Sift through the material below and return the lines with "JSON".
##### Material for this task
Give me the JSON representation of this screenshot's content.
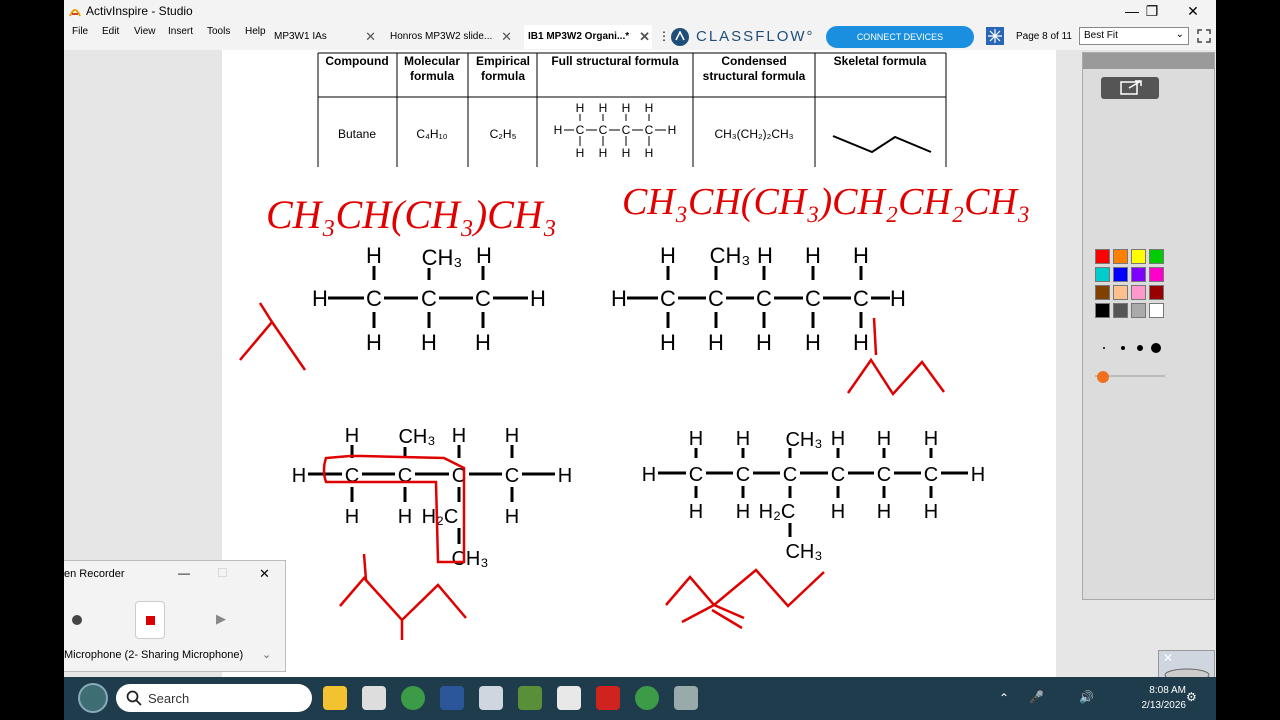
{
  "window": {
    "title": "ActivInspire - Studio",
    "min": "—",
    "max": "❐",
    "close": "✕"
  },
  "menu": [
    "File",
    "Edit",
    "View",
    "Insert",
    "Tools",
    "Help"
  ],
  "tabs": [
    {
      "label": "MP3W1 IAs"
    },
    {
      "label": "Honros MP3W2 slide..."
    },
    {
      "label": "IB1 MP3W2 Organi...*"
    }
  ],
  "tabs_more": "⋮",
  "classflow": {
    "logo": "CLASSFLOW°",
    "connect_label": "CONNECT DEVICES"
  },
  "page_indicator": "Page 8 of 11",
  "zoom": {
    "value": "Best Fit"
  },
  "table": {
    "headers": [
      "Compound",
      "Molecular formula",
      "Empirical formula",
      "Full structural formula",
      "Condensed structural formula",
      "Skeletal formula"
    ],
    "row": {
      "compound": "Butane",
      "molecular": "C₄H₁₀",
      "empirical": "C₂H₅",
      "condensed": "CH₃(CH₂)₂CH₃"
    }
  },
  "handwriting": {
    "left_formula": "CH₃CH(CH₃)CH₃",
    "right_formula": "CH₃CH(CH₃)CH₂CH₂CH₃"
  },
  "structures": {
    "H": "H",
    "C": "C",
    "CH3": "CH₃",
    "H2C": "H₂C",
    "CH3_lower": "CH₃"
  },
  "recorder": {
    "title": "en Recorder",
    "min": "—",
    "max": "☐",
    "close": "✕",
    "mic_label": "Microphone (2- Sharing Microphone)"
  },
  "taskbar": {
    "search_placeholder": "Search",
    "time": "8:08 AM",
    "date": "2/13/2026"
  },
  "colors": {
    "ink": "#e00000",
    "accent": "#1a8fe0",
    "taskbar": "#1f3c4c"
  },
  "palette": [
    "#ff0000",
    "#ff8000",
    "#ffff00",
    "#00cc00",
    "#00cccc",
    "#0000ff",
    "#8000ff",
    "#ff00cc",
    "#804000",
    "#ffc090",
    "#ff99cc",
    "#990000",
    "#000000",
    "#555555",
    "#aaaaaa",
    "#ffffff"
  ]
}
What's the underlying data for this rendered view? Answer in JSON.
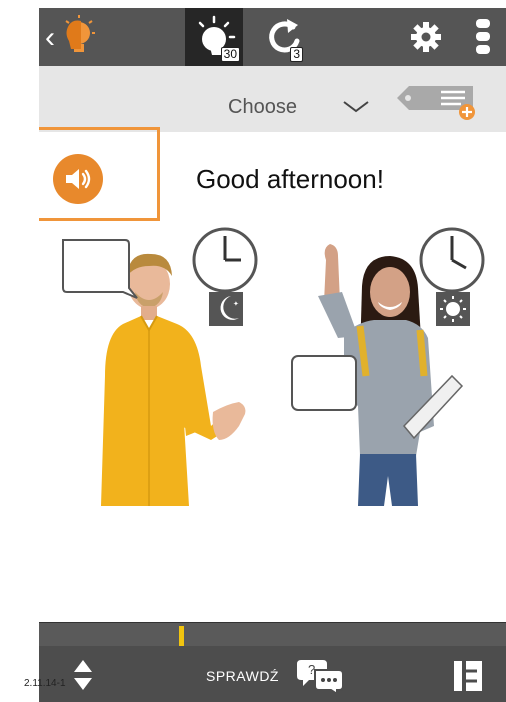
{
  "topbar": {
    "lesson_badge": "30",
    "repeat_badge": "3"
  },
  "choose": {
    "label": "Choose"
  },
  "lesson": {
    "phrase": "Good afternoon!"
  },
  "progress": {
    "value_fraction": 0.3
  },
  "bottombar": {
    "check_label": "SPRAWDŹ",
    "check_icon_text": "?..."
  },
  "version": "2.11.14-1",
  "colors": {
    "accent": "#e8892c",
    "highlight_frame": "#f0953a",
    "topbar": "#555555",
    "active_tab": "#262626",
    "progress_marker": "#f1c40f",
    "shirt_yellow": "#f2b21c"
  },
  "icons": [
    "back-bulb-icon",
    "lesson-sun-icon",
    "repeat-icon",
    "gear-icon",
    "more-vertical-icon",
    "chevron-down-icon",
    "tag-list-add-icon",
    "speaker-icon",
    "clock-icon",
    "moon-icon",
    "sun-icon",
    "speech-bubble-icon",
    "up-down-arrow-icon",
    "chat-question-icon",
    "list-view-icon"
  ]
}
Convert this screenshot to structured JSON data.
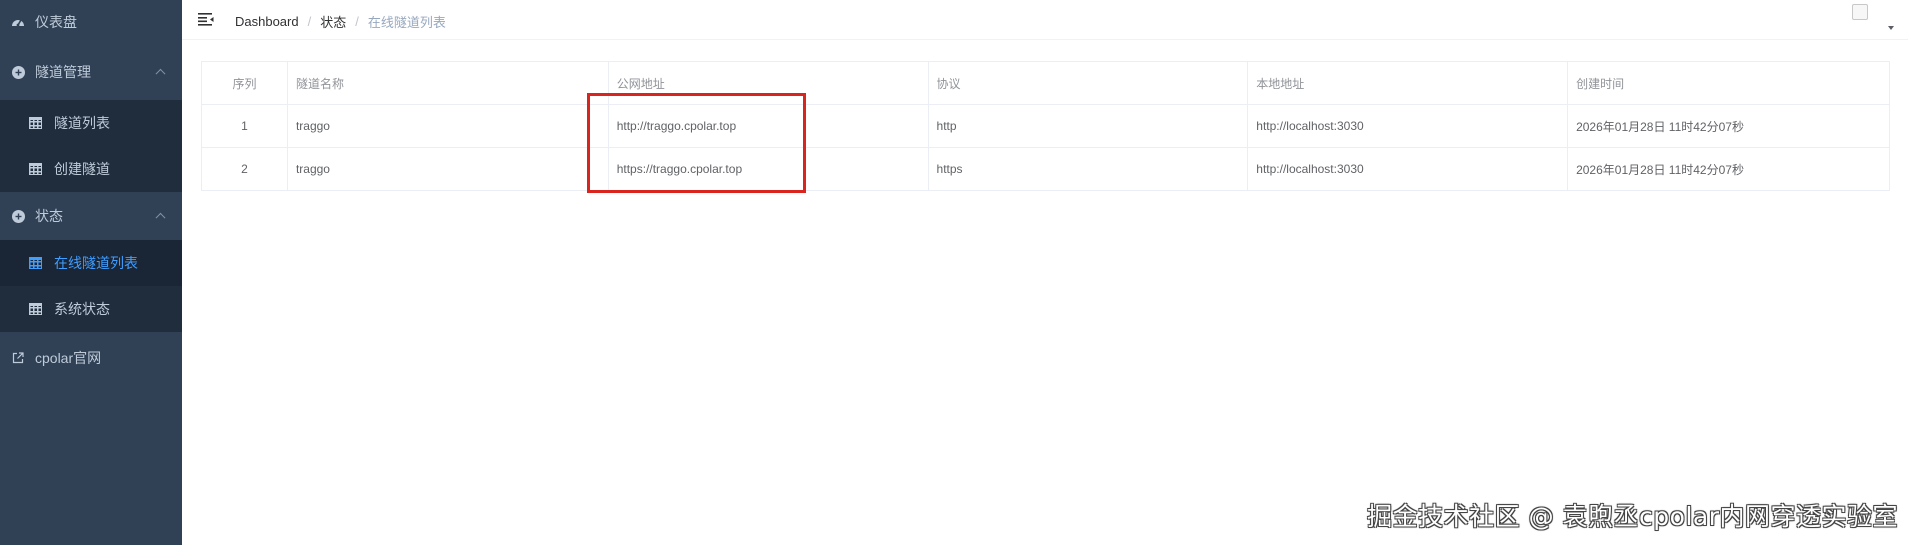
{
  "sidebar": {
    "dashboard": "仪表盘",
    "tunnel_mgmt": "隧道管理",
    "tunnel_list": "隧道列表",
    "create_tunnel": "创建隧道",
    "status": "状态",
    "online_tunnels": "在线隧道列表",
    "system_status": "系统状态",
    "cpolar_site": "cpolar官网"
  },
  "breadcrumb": [
    "Dashboard",
    "状态",
    "在线隧道列表"
  ],
  "table": {
    "headers": [
      "序列",
      "隧道名称",
      "公网地址",
      "协议",
      "本地地址",
      "创建时间"
    ],
    "rows": [
      [
        "1",
        "traggo",
        "http://traggo.cpolar.top",
        "http",
        "http://localhost:3030",
        "2026年01月28日 11时42分07秒"
      ],
      [
        "2",
        "traggo",
        "https://traggo.cpolar.top",
        "https",
        "http://localhost:3030",
        "2026年01月28日 11时42分07秒"
      ]
    ]
  },
  "watermark": "掘金技术社区 @ 袁煦丞cpolar内网穿透实验室",
  "colors": {
    "sidebar_bg": "#304156",
    "active": "#409eff",
    "highlight": "#d9251d"
  }
}
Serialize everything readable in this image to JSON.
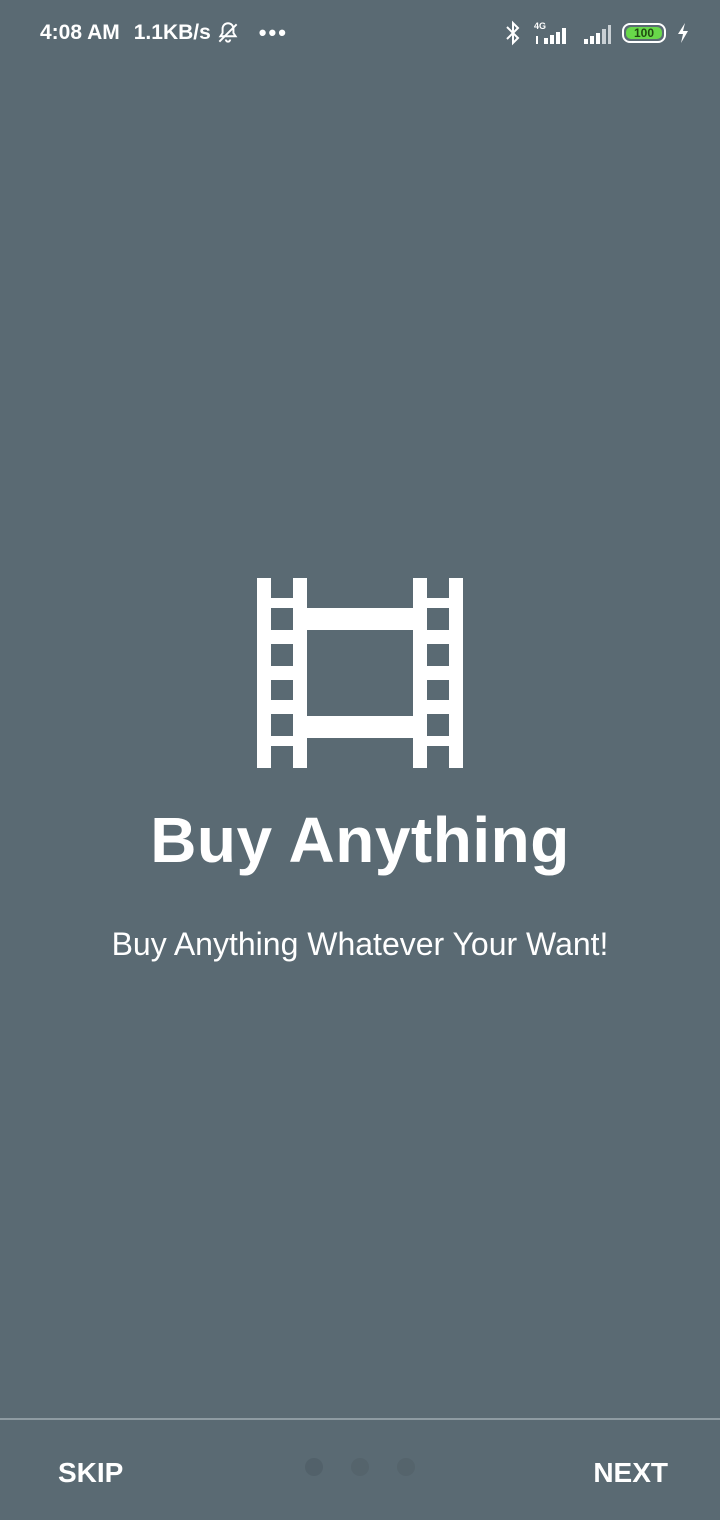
{
  "status_bar": {
    "time": "4:08 AM",
    "network_speed": "1.1KB/s",
    "more": "•••",
    "network_type": "4G",
    "battery": "100"
  },
  "onboarding": {
    "icon": "film-icon",
    "title": "Buy Anything",
    "subtitle": "Buy Anything Whatever Your Want!",
    "page_count": 3,
    "current_page": 1
  },
  "bottom_bar": {
    "skip_label": "SKIP",
    "next_label": "NEXT"
  },
  "colors": {
    "background": "#5a6a73",
    "text": "#ffffff",
    "battery": "#68d84a"
  }
}
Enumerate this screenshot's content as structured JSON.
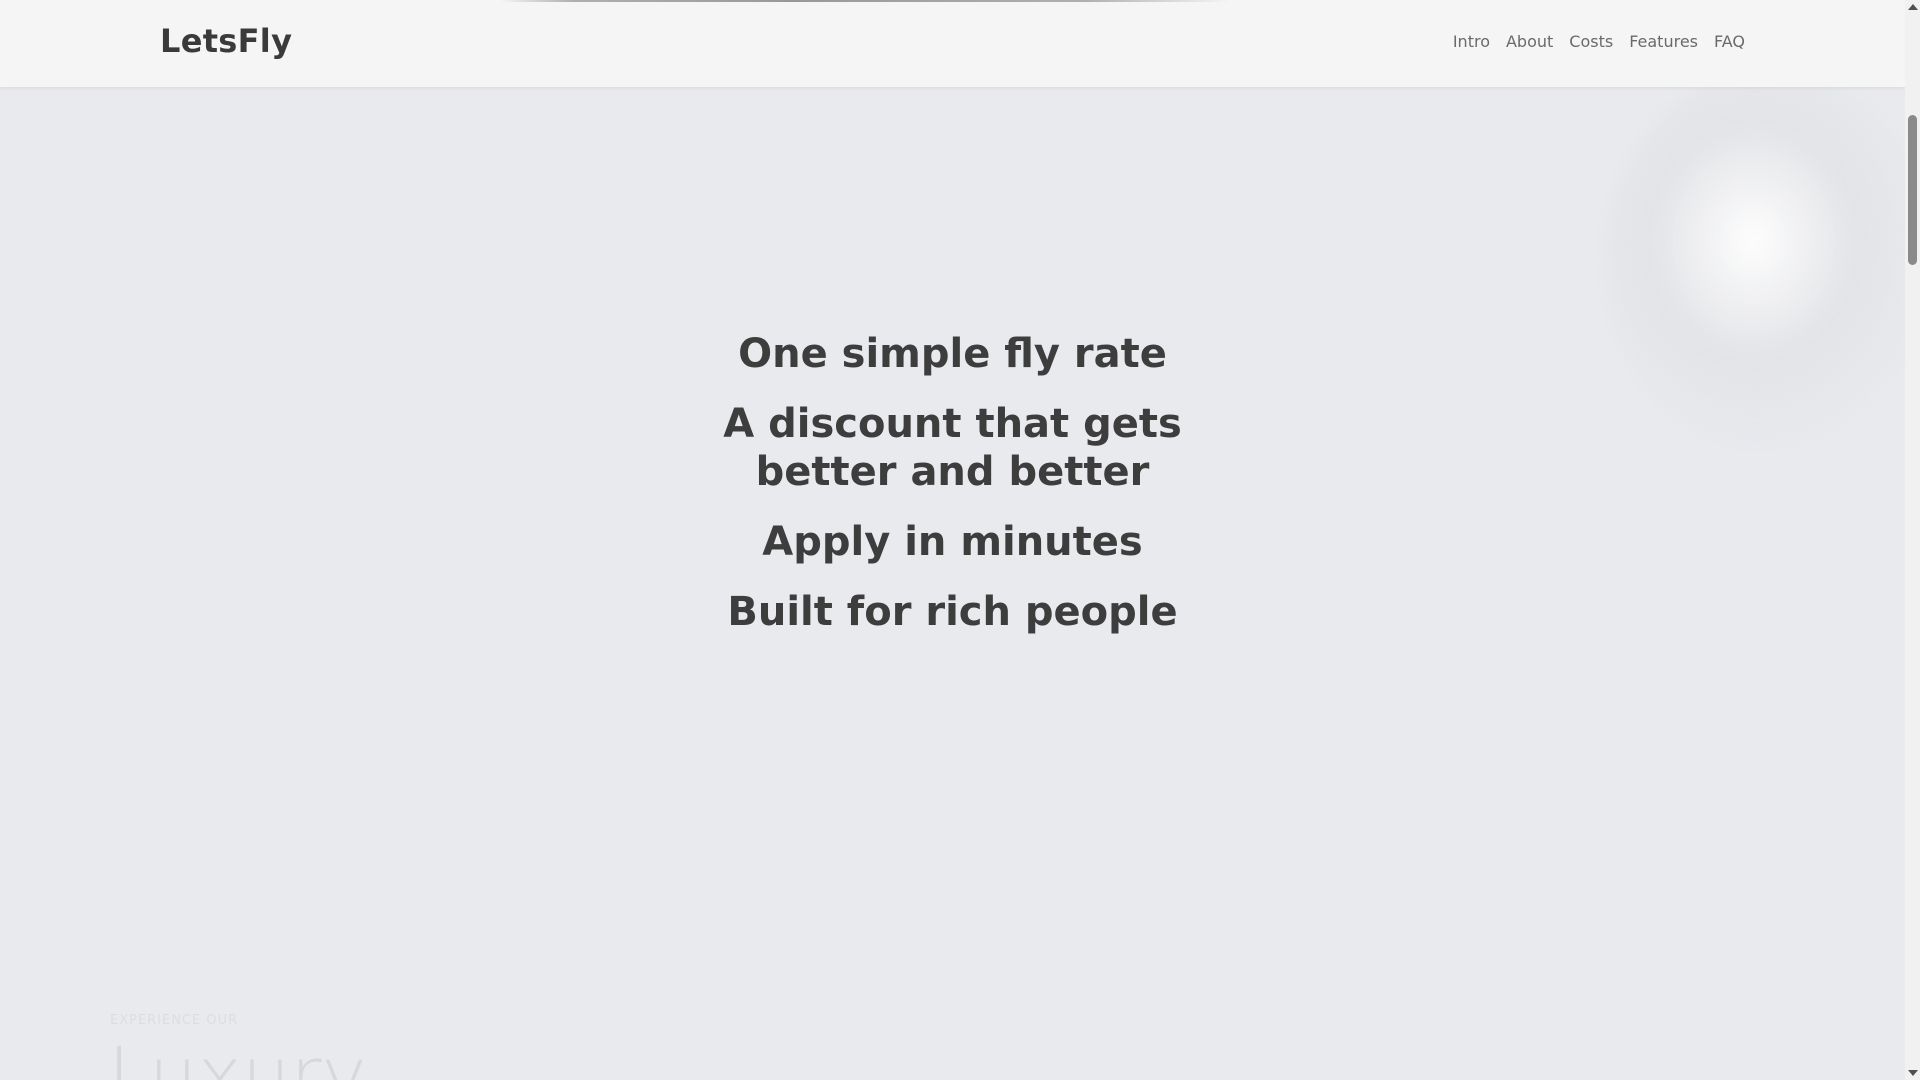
{
  "header": {
    "brand": "LetsFly",
    "nav": [
      "Intro",
      "About",
      "Costs",
      "Features",
      "FAQ"
    ]
  },
  "hero": {
    "lines": [
      "One simple fly rate",
      "A discount that gets better and better",
      "Apply in minutes",
      "Built for rich people"
    ]
  },
  "next_section": {
    "eyebrow": "EXPERIENCE OUR",
    "title": "Luxury"
  },
  "colors": {
    "header_bg": "#f5f5f5",
    "page_bg": "#e9eaee",
    "heading_text": "#3d3d3d",
    "nav_text": "#6a6a6a"
  }
}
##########
▶ **Task response**:
Give me the JSON representation of this screenshot's content.
What's the underlying data for this rendered view? Answer in JSON.
Convert this screenshot to structured JSON data.
Serialize everything readable in this image to JSON.
Enumerate this screenshot's content as structured JSON.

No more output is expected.